**WORK TO COMPLETE:** This exercise needs the complete data reproduced exactly.

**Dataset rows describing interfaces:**
##############################
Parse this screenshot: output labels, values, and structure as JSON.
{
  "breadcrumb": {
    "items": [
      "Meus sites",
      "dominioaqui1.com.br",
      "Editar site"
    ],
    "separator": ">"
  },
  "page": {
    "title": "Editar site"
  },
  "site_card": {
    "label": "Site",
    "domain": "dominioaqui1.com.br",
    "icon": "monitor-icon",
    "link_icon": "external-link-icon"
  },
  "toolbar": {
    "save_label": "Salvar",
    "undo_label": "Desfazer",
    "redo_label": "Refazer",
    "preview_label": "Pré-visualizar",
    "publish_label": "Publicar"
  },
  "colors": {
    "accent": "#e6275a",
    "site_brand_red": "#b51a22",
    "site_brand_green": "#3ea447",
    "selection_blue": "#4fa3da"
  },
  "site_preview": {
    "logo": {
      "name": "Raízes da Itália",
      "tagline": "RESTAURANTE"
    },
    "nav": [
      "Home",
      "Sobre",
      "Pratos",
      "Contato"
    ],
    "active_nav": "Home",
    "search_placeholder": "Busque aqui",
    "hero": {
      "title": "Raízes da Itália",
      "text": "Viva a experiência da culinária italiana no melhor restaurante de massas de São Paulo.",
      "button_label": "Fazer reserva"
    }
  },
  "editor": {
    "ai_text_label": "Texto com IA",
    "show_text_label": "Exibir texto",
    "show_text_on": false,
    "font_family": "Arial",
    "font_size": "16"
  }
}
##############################
**OUTPUT OF THE TASK:**
Parse this screenshot: output labels, values, and structure as JSON.
{
  "breadcrumb": {
    "items": [
      "Meus sites",
      "dominioaqui1.com.br",
      "Editar site"
    ],
    "separator": ">"
  },
  "page": {
    "title": "Editar site"
  },
  "site_card": {
    "label": "Site",
    "domain": "dominioaqui1.com.br",
    "icon": "monitor-icon",
    "link_icon": "external-link-icon"
  },
  "toolbar": {
    "save_label": "Salvar",
    "undo_label": "Desfazer",
    "redo_label": "Refazer",
    "preview_label": "Pré-visualizar",
    "publish_label": "Publicar"
  },
  "colors": {
    "accent": "#e6275a",
    "site_brand_red": "#b51a22",
    "site_brand_green": "#3ea447",
    "selection_blue": "#4fa3da"
  },
  "site_preview": {
    "logo": {
      "name": "Raízes da Itália",
      "tagline": "RESTAURANTE"
    },
    "nav": [
      "Home",
      "Sobre",
      "Pratos",
      "Contato"
    ],
    "active_nav": "Home",
    "search_placeholder": "Busque aqui",
    "hero": {
      "title": "Raízes da Itália",
      "text": "Viva a experiência da culinária italiana no melhor restaurante de massas de São Paulo.",
      "button_label": "Fazer reserva"
    }
  },
  "editor": {
    "ai_text_label": "Texto com IA",
    "show_text_label": "Exibir texto",
    "show_text_on": false,
    "font_family": "Arial",
    "font_size": "16"
  }
}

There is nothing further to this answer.